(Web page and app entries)
══════════

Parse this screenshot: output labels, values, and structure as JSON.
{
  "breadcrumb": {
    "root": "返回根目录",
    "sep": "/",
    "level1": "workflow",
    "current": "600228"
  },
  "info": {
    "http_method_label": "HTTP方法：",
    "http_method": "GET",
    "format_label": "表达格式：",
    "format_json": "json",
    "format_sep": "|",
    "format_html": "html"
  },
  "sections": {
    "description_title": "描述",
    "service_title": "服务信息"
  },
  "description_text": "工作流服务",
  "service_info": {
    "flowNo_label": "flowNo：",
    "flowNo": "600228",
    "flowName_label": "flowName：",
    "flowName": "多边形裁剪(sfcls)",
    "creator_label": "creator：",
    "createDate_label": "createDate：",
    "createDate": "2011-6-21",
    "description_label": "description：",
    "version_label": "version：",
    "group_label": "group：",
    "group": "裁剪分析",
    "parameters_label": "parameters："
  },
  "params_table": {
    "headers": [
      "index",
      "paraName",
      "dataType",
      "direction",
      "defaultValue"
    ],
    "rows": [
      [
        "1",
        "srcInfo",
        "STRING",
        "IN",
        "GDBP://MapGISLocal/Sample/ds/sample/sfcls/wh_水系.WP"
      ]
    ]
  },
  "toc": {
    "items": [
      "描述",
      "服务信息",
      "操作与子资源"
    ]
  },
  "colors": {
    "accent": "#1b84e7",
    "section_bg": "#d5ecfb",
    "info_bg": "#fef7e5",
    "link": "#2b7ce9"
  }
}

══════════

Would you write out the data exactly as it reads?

Parse this screenshot: output labels, values, and structure as JSON.
{
  "breadcrumb": {
    "root": "返回根目录",
    "sep": "/",
    "level1": "workflow",
    "current": "600228"
  },
  "info": {
    "http_method_label": "HTTP方法：",
    "http_method": "GET",
    "format_label": "表达格式：",
    "format_json": "json",
    "format_sep": "|",
    "format_html": "html"
  },
  "sections": {
    "description_title": "描述",
    "service_title": "服务信息"
  },
  "description_text": "工作流服务",
  "service_info": {
    "flowNo_label": "flowNo：",
    "flowNo": "600228",
    "flowName_label": "flowName：",
    "flowName": "多边形裁剪(sfcls)",
    "creator_label": "creator：",
    "createDate_label": "createDate：",
    "createDate": "2011-6-21",
    "description_label": "description：",
    "version_label": "version：",
    "group_label": "group：",
    "group": "裁剪分析",
    "parameters_label": "parameters："
  },
  "params_table": {
    "headers": [
      "index",
      "paraName",
      "dataType",
      "direction",
      "defaultValue"
    ],
    "rows": [
      [
        "1",
        "srcInfo",
        "STRING",
        "IN",
        "GDBP://MapGISLocal/Sample/ds/sample/sfcls/wh_水系.WP"
      ]
    ]
  },
  "toc": {
    "items": [
      "描述",
      "服务信息",
      "操作与子资源"
    ]
  },
  "colors": {
    "accent": "#1b84e7",
    "section_bg": "#d5ecfb",
    "info_bg": "#fef7e5",
    "link": "#2b7ce9"
  }
}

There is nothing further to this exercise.